### What to do
Give the records back exactly as written, but without the images.

Items from an interface collection
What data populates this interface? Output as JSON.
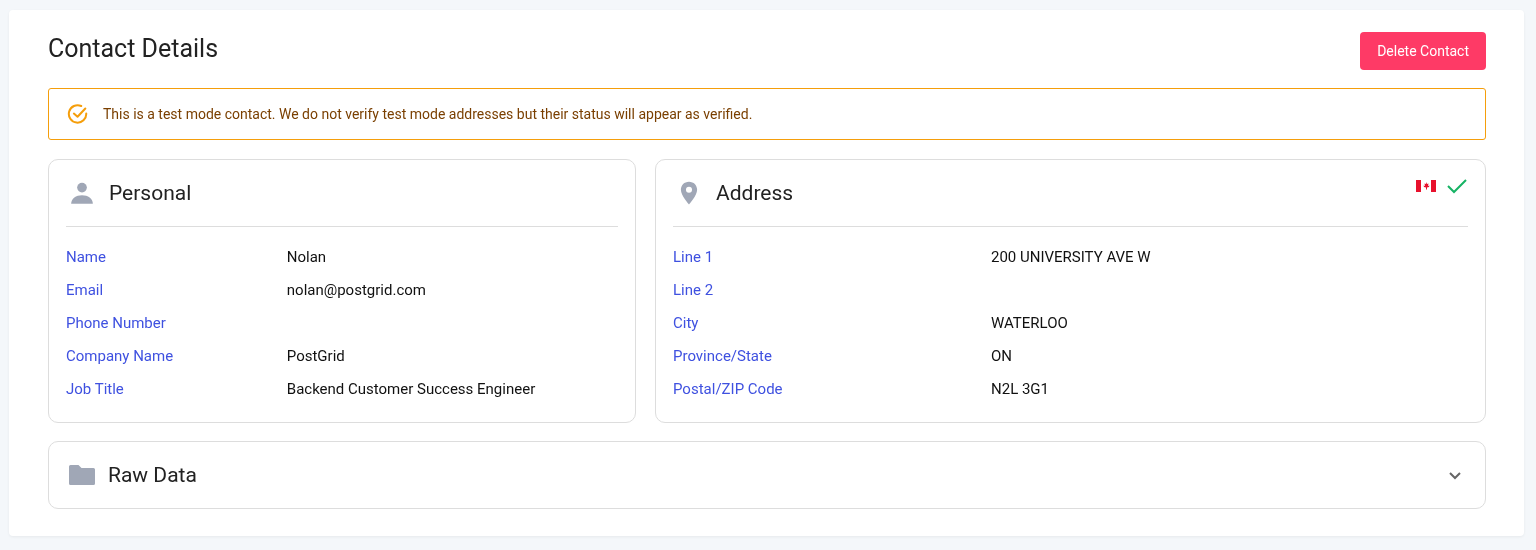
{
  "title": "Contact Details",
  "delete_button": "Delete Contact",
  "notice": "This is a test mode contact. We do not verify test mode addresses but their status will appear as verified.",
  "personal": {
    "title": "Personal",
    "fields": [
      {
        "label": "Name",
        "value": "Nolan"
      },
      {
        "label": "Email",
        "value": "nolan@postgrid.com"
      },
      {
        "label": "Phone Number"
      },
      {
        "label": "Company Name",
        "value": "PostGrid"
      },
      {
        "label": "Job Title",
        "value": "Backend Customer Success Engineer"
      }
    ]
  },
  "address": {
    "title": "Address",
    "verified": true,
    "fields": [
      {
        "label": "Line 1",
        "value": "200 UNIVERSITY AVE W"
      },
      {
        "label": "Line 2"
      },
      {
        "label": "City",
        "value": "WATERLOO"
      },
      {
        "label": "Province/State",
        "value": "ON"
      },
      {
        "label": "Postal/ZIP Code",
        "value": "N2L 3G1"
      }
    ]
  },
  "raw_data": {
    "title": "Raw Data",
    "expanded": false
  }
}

### Answer to this problem
What data populates this interface? Output as JSON.
{
  "title": "Contact Details",
  "delete_button": "Delete Contact",
  "notice": "This is a test mode contact. We do not verify test mode addresses but their status will appear as verified.",
  "personal": {
    "title": "Personal",
    "fields": [
      {
        "label": "Name",
        "value": "Nolan"
      },
      {
        "label": "Email",
        "value": "nolan@postgrid.com"
      },
      {
        "label": "Phone Number"
      },
      {
        "label": "Company Name",
        "value": "PostGrid"
      },
      {
        "label": "Job Title",
        "value": "Backend Customer Success Engineer"
      }
    ]
  },
  "address": {
    "title": "Address",
    "verified": true,
    "fields": [
      {
        "label": "Line 1",
        "value": "200 UNIVERSITY AVE W"
      },
      {
        "label": "Line 2"
      },
      {
        "label": "City",
        "value": "WATERLOO"
      },
      {
        "label": "Province/State",
        "value": "ON"
      },
      {
        "label": "Postal/ZIP Code",
        "value": "N2L 3G1"
      }
    ]
  },
  "raw_data": {
    "title": "Raw Data",
    "expanded": false
  }
}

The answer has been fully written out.